The gottuvadhyam, more correctly called chitra veena, is a complicated ancient instrument with twenty-one strings. Unlike the traditional veena or sitar, it is fretless. The fretless nature of the instrument makes it the closest instrument to vocal standards. There are six strings used for the melody with the remaining strings used for providing a drone (3) and resonance (12). The fingers on the right hand are usually used with plectra to pluck the metal melody strings while a cylindrical block made out of wood, teflon or ebony is used to slide along the strings to vary the notes played. Ravikiran is the undisputed master of the instrument.
By the age of twelve, Ravikiran was a full-fledged vocal artiste and was given an A-grade ranking in All India Radio. At around this age, he switched over from vocal music to the difficult chitra veena to prove to sceptics that this instrument was indeed suited to Carnatic music. Within a short time he was a master of the instrument as well.
Ravikiran has performed all around the world at major international festivals including the Autumn Festival of France (1985), Rang Raag Festival, U.K. (1986), the International Music Festival of Radio France (1987) and Festivals of India in France, Germany and Switzerland. He has also toured USA, Canada and South East Asia extensively. Ravikiran started receiving many awards and titles from 1973 including 'Best Junior Musician' (Music Academy, Madras), 'Sangeeth Samraat' (Wisdom International), 'Kalaimamani' (Tamil Nadu Government), 'Sangeeta Choodamani' (Krishna Gana Sabha) and 'Isai Peroli' (Karthik Fine Arts).
The music of Ravikiran is synonymous with classicism. His unruffled stately manner on the stage is just one sign of his mastery and mature musicianship. He has a dedication to perfection, always aiming to bring out the finer nuances and graces of Carnatic music. Ravikiran plays in the gayaki or vocal style of Carnatic music which features fidelity in sruthi and laya. The austerity, traditional purity, and classicism of his musical style have earned him rave reviews from musical purists. NMN's description of him as a 'Sangeetha Gnani' implies self-reverence, self-knowledge and self-control.
Despite his busy musical schedule from a young age, Ravikiran completed his B. Com via correspondence and has founded the 'International Foundation for Carnatic Music' to advance the cause of Carnatic music.
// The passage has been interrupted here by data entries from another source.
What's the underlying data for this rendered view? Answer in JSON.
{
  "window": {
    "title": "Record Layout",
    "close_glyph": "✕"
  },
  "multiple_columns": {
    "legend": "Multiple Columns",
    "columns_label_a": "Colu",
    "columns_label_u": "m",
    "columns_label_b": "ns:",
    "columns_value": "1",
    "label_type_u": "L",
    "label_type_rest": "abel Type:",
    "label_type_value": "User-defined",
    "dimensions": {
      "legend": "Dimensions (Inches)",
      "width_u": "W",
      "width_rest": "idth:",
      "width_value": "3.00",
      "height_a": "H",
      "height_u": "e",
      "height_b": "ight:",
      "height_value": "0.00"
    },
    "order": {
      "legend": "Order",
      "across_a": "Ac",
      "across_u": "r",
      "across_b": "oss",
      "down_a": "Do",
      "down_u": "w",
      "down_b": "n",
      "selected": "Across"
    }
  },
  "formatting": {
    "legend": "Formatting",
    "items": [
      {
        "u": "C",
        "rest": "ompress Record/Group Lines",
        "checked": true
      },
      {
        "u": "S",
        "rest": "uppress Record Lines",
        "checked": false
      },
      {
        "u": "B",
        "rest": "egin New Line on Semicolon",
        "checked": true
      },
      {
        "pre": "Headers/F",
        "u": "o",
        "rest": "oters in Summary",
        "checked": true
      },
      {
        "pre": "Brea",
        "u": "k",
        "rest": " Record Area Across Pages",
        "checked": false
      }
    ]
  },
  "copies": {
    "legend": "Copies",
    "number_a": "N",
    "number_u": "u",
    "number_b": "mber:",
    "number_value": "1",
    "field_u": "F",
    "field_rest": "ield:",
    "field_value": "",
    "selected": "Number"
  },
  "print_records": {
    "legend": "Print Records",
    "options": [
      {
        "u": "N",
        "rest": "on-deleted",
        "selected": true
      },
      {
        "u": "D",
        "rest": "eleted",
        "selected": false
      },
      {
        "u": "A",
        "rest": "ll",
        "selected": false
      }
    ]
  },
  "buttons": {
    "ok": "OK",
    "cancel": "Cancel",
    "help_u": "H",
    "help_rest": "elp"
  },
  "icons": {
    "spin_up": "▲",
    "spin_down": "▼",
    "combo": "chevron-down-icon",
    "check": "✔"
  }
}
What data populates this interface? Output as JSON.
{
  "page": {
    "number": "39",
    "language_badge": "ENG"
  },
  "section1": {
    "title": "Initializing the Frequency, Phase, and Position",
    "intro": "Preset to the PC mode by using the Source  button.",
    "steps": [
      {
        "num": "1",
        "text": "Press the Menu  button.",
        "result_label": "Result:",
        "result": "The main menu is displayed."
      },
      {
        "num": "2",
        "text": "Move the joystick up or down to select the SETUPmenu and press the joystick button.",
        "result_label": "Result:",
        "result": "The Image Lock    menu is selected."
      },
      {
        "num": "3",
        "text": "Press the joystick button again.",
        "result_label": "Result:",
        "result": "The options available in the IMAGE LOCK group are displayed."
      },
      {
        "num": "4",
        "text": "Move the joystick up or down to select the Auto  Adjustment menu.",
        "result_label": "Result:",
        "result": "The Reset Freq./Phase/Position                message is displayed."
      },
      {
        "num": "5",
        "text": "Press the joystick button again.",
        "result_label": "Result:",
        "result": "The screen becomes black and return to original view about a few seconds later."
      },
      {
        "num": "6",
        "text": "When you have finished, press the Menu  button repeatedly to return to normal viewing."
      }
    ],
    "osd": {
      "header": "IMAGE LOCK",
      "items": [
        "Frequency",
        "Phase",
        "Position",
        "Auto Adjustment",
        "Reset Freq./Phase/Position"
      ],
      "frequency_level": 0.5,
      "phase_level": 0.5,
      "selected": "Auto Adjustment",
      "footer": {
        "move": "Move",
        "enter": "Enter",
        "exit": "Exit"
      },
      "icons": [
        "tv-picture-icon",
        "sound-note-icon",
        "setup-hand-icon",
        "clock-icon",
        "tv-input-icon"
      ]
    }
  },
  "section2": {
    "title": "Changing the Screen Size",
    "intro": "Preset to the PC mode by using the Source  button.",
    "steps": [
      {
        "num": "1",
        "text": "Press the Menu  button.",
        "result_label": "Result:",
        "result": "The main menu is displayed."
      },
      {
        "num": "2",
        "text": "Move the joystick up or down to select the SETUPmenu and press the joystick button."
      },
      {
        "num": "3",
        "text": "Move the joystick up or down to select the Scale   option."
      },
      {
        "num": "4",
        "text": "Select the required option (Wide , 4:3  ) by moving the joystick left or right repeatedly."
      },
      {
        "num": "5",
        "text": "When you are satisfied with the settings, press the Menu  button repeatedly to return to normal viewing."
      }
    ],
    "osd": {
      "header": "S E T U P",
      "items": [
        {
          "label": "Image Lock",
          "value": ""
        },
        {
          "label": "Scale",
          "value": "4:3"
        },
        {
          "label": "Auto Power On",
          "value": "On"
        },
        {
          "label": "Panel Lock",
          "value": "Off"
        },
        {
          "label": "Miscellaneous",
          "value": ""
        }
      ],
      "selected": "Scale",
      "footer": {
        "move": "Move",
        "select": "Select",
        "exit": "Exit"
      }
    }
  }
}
He has written several articles on music and is a composer or merit also. A complete dance drama with music composed by him will premier at the 20th Cleveland Thyagaraja Festival in 1997. Ravikiran has released numerous cassettes and CDs. He has recently collaborated with Blues singer and guitarist, Taj Mahal, and North Indian musician, V. M. Bhatt to produce the highly acclaimed CD, Mumtaz Mahal.
Ravikiran is musical phenomenon, master and genius. Pandit Ravi Shankar summed things up when he said 'If you don't believe in God, just look at Ravikiran.'
Source: A Garland (Vol 1 and 2) by N. Rajagopalan
Pallavi had the pleasure of hosting Ravikiran and party in 1996.
Written by Mohan Ayyar (May 1996)